Ushered into the Floridian boss’ inner circle alongside Wale and Meek Mill, this trio was essentially tasked with being the foot soldiers who would eventually turn MMG into a reputable hit factory.
Meek Mill, Pill, Rick Ross and Wale at BET’s “106 & Park” – Johnny Nunez/WireImage/Getty Images
Appearing alongside this crew on BET’s 106 & Park, Pill spoke candidly about his intention to be a “sponge” and soak up all of Rozay’s knowledge, while aiming for a high-profile collab.
“I worked with a lot of people, but somebody like Drake or something,” he replied when asked about his feature wishlist. “He got the hooks and the flow down,” Pill added.

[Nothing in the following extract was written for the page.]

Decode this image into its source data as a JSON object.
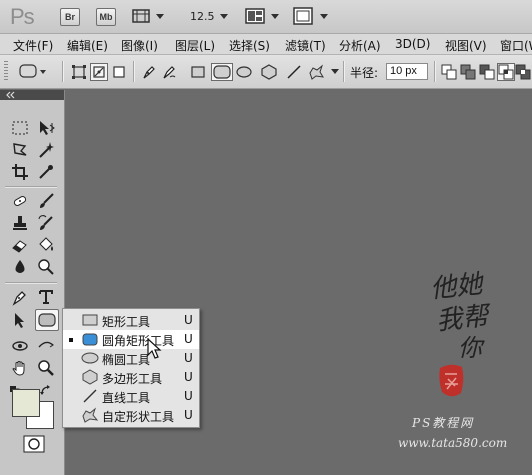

In May, this MMG’s new breed would announce their arrival on collaborative album Self Made Vol 1. Netting spots on seven out of its fifteen-song tracklist, the Atlantan was given ample room to shine and became one of the major talking points upon the record’s release. Two months on, he’d do his utmost to flourish on his own with the release of The Diagnosis, a DJ Scream-hosted tape that harnessed his momentum in order to accrue features from Pusha T, 2 Chainz, Rozay and many more.
From the outside looking in, all signs suggested that Pill’s time in the trenches had elapsed and he was flourishing on MMG/Warner. Thus, it came as a disorienting shock when in January 2012, Pill not only revealed that he was no longer affiliated with the labels, but claimed that he was never a true member of Ross’ clique to begin with.
WATCH: Pill feat. Rick Ross “Pacman”
“I never really went on tour with them; I never really did anything with them,” Pill told MTV. “The only time I performed on tour with them was when it stopped in Atlanta… the label had been put together for us to be on as a whole.”
Rozay echoed this sentiment, elaborating on the situation during an interview with MTV’s RapFix. “Pill’s situation was a special situation because he was already signed to Warner [Brothers Records] before I did my label deal at Warner. So when I did do my deal, it was a business opportunity that was presented where Pill could run with the team for a year,” he said.
Although Pill’s short stint under Ross’ banner may have been a failed experiment, it didn’t appear to be the death knell for his career entirely. In fact, even his Ross had high hopes that through perseverance, Pill would hit upon the winning formula
“Hopefully, in the future he’ll bring him a hit record, and get him some paper and do his thing. Once you rep the MMG flag, I’ll never step on your feet,” Rozay said in the same RapFix interview.